RT: The new Ukrainian government makes no secret of the fact that they want Ukraine to join NATO. Do you think this can help de-escalate the conflict?
SN: I don’t see how this can help deescalate the conflict. This issue may come up later; I guess it will, and there will be extensive talks on this issue, and Russia, naturally, will be part of this discussion because we can’t remain indifferent as NATO edges closer to our borders. But, like I said, this is something for the future; right now, it is not something we need to talk about and definitely not something that can help restore peace in Ukraine.
RT: Let's go back to the situation in PACE where Russia's voting rights were suspended after Crimea became part of Russia. Some people in Moscow say Russia doesn't need PACE membership and should withdraw from this organization altogether. How much do you think Russia needs PACE and vice versa?

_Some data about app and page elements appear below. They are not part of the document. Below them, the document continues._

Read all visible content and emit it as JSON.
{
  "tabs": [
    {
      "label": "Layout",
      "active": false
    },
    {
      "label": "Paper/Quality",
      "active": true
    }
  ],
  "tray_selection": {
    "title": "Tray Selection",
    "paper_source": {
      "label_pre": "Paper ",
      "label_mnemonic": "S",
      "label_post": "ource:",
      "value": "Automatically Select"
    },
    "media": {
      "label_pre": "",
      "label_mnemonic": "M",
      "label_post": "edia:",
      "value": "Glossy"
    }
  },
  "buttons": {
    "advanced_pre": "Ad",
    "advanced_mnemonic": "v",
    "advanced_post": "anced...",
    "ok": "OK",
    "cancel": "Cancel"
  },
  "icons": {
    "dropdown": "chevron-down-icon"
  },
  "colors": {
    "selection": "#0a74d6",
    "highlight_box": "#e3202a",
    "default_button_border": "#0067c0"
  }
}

SN: Russia has been a member of the Council of Europe and participated in its Parliamentary Assembly for many years. It hasn’t always been easy for our delegation there but our approach has been constructive. We value PACE as Europe’s widest parliamentary forum. So we need to think everything through before making a decision to withdraw from this organization. Yes, Russia is one of the top five donors to the Council of Europe, which includes PACE. Yes, the Russian delegation was stripped of a number of important rights in April. Still, we hope for mutual understanding, which is why I accepted the invitation from PACE President Anne Brasseur to attend a session of the PACE Presidential Committee, which will take place in early September in Paris. My colleagues and I are going to attend in hopes of finding common ground. We'll look each other in the eye, and we’ll see who will be the one to look away or even shut their eyes.
RT: Do you think this might mean Europe is seeking rapprochement with Russia? Or is it just wishful thinking?

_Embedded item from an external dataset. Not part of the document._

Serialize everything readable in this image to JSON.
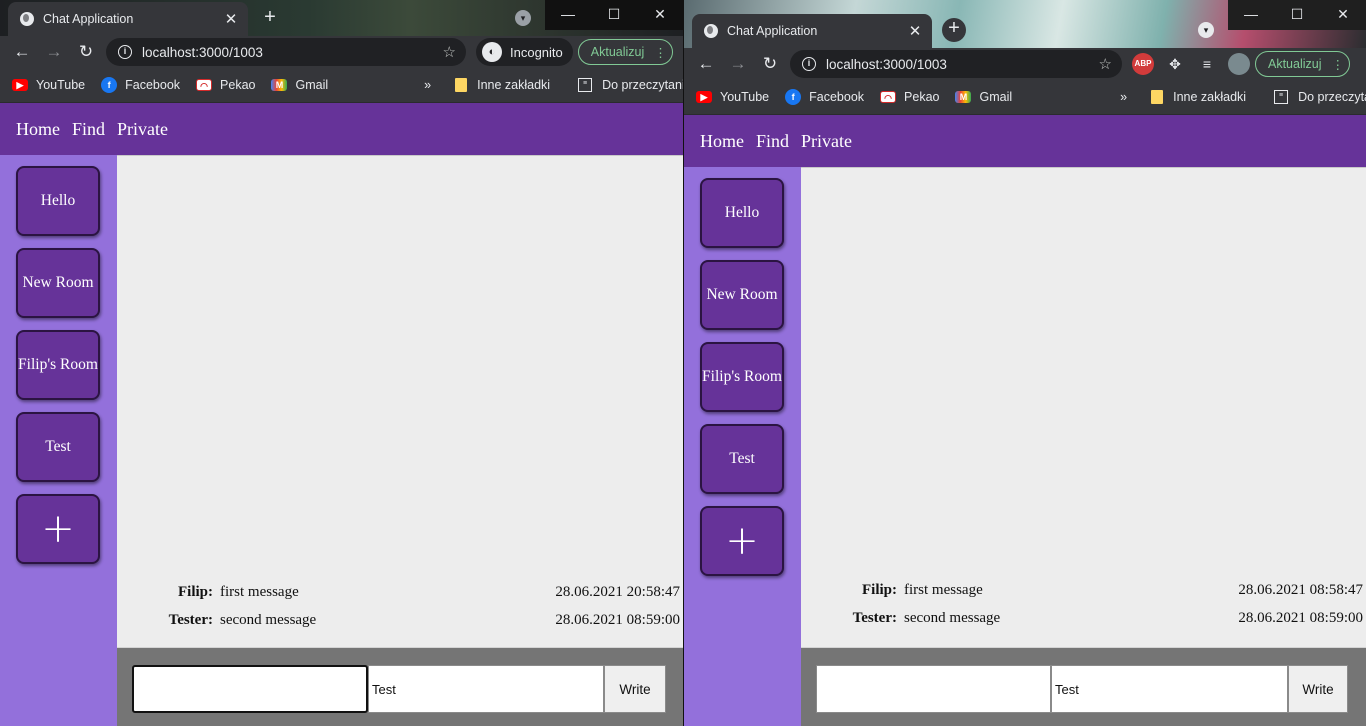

SN: We have received this invitation from the PACE president. I know Anne Brasseur as a responsible and conscientious person. I know she realizes that her presidency in PACE came at a difficult time, and she is aware of her responsibility for the future of PACE.

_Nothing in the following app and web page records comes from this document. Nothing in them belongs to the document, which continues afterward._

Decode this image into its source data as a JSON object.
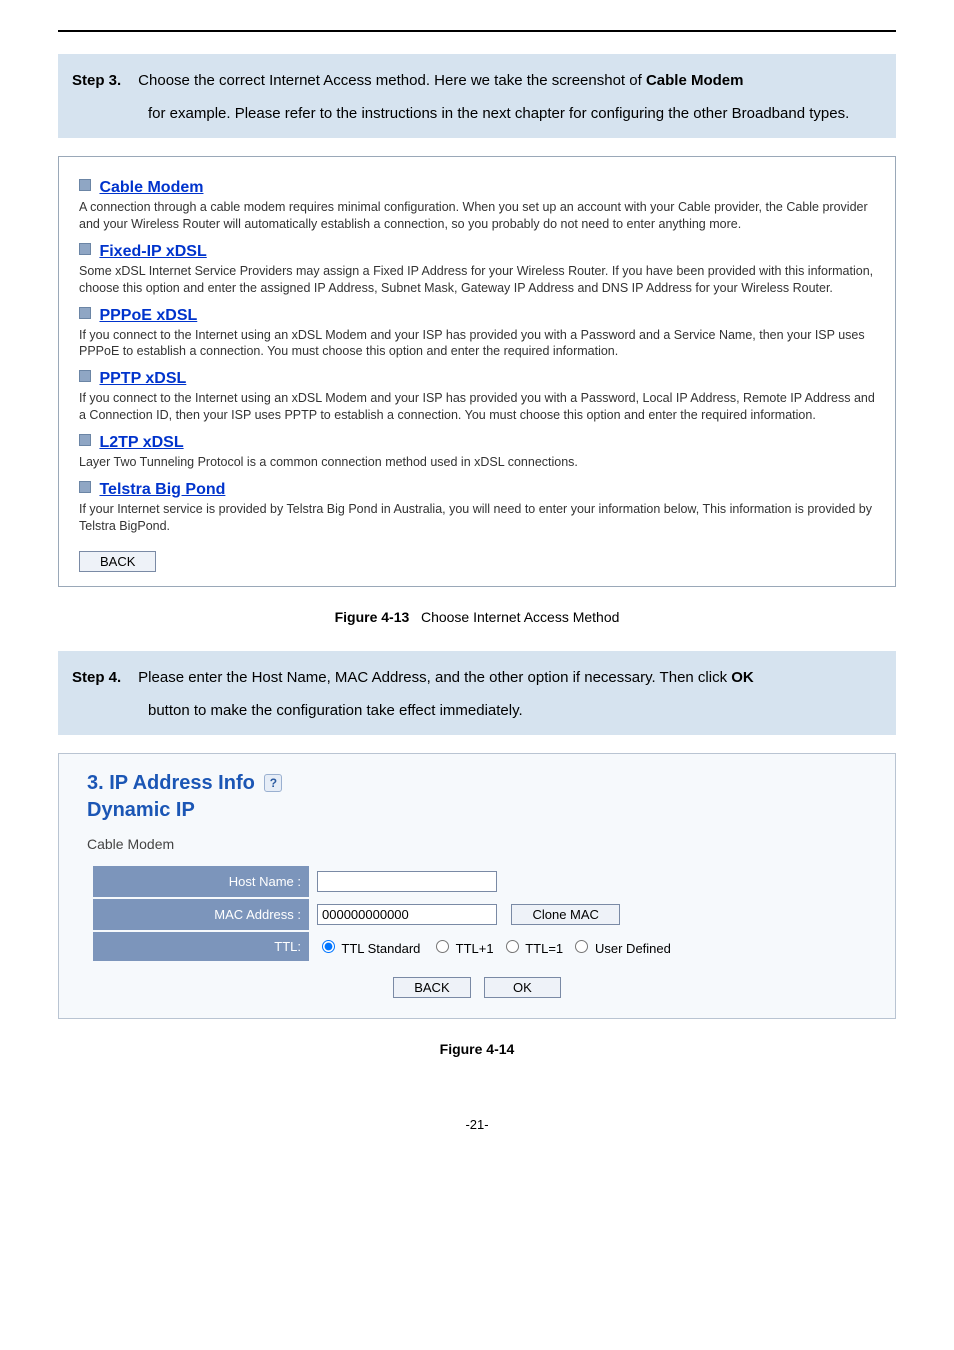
{
  "step3": {
    "label": "Step 3.",
    "line1": "Choose the correct Internet Access method. Here we take the screenshot of ",
    "line1_bold": "Cable Modem",
    "body": "for example. Please refer to the instructions in the next chapter for configuring the other Broadband types."
  },
  "panel_options": {
    "cable": {
      "title": "Cable Modem",
      "desc": "A connection through a cable modem requires minimal configuration. When you set up an account with your Cable provider, the Cable provider and your Wireless Router will automatically establish a connection, so you probably do not need to enter anything more."
    },
    "fixed": {
      "title": "Fixed-IP xDSL",
      "desc": "Some xDSL Internet Service Providers may assign a Fixed IP Address for your Wireless Router. If you have been provided with this information, choose this option and enter the assigned IP Address, Subnet Mask, Gateway IP Address and DNS IP Address for your Wireless Router."
    },
    "pppoe": {
      "title": "PPPoE xDSL",
      "desc": "If you connect to the Internet using an xDSL Modem and your ISP has provided you with a Password and a Service Name, then your ISP uses PPPoE to establish a connection. You must choose this option and enter the required information."
    },
    "pptp": {
      "title": "PPTP xDSL",
      "desc": "If you connect to the Internet using an xDSL Modem and your ISP has provided you with a Password, Local IP Address, Remote IP Address and a Connection ID, then your ISP uses PPTP to establish a connection. You must choose this option and enter the required information."
    },
    "l2tp": {
      "title": "L2TP xDSL",
      "desc": "Layer Two Tunneling Protocol is a common connection method used in xDSL connections."
    },
    "telstra": {
      "title": "Telstra Big Pond",
      "desc": "If your Internet service is provided by Telstra Big Pond in Australia, you will need to enter your information below, This information is provided by Telstra BigPond."
    },
    "back": "BACK"
  },
  "fig413": {
    "label": "Figure 4-13",
    "text": "Choose Internet Access Method"
  },
  "step4": {
    "label": "Step 4.",
    "line1": "Please enter the Host Name, MAC Address, and the other option if necessary. Then click ",
    "line1_bold": "OK",
    "body": "button to make the configuration take effect immediately."
  },
  "form": {
    "title": "3. IP Address Info",
    "subtitle": "Dynamic IP",
    "cable": "Cable Modem",
    "host_label": "Host Name :",
    "host_value": "",
    "mac_label": "MAC Address :",
    "mac_value": "000000000000",
    "clone_btn": "Clone MAC",
    "ttl_label": "TTL:",
    "ttl": {
      "std": "TTL Standard",
      "p1": "TTL+1",
      "e1": "TTL=1",
      "ud": "User Defined"
    },
    "back": "BACK",
    "ok": "OK"
  },
  "fig414": {
    "label": "Figure 4-14"
  },
  "page_number": "-21-"
}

RT: Yes, she has some tough choices to make. Now, to my last question. How long do you personally think this crisis between Russia and Europe will go on? Is it something that will last for a long time? Or is it something that can be resolved in a relatively short time? What do you personally think about that?
SN: Well, of course, I cannot predict how long this deep-rooted and bloody crisis will last, and it’s all relative anyway. How long is a long time? One thing that’s clear to all is that sooner or later this crisis will be over. Of course, it will take us years or even decades to learn the lessons of this crisis. I’m talking about all sorts of lessons – things that pose a threat to international law, democracy and human rights; the resurgence of Nazism we’re unfortunately witnessing today, and so on. These are all lessons we’ll have to learn.
RT: Thank you very much for coming, and good luck with your trip.
SN: Thank you, and thanks for having me.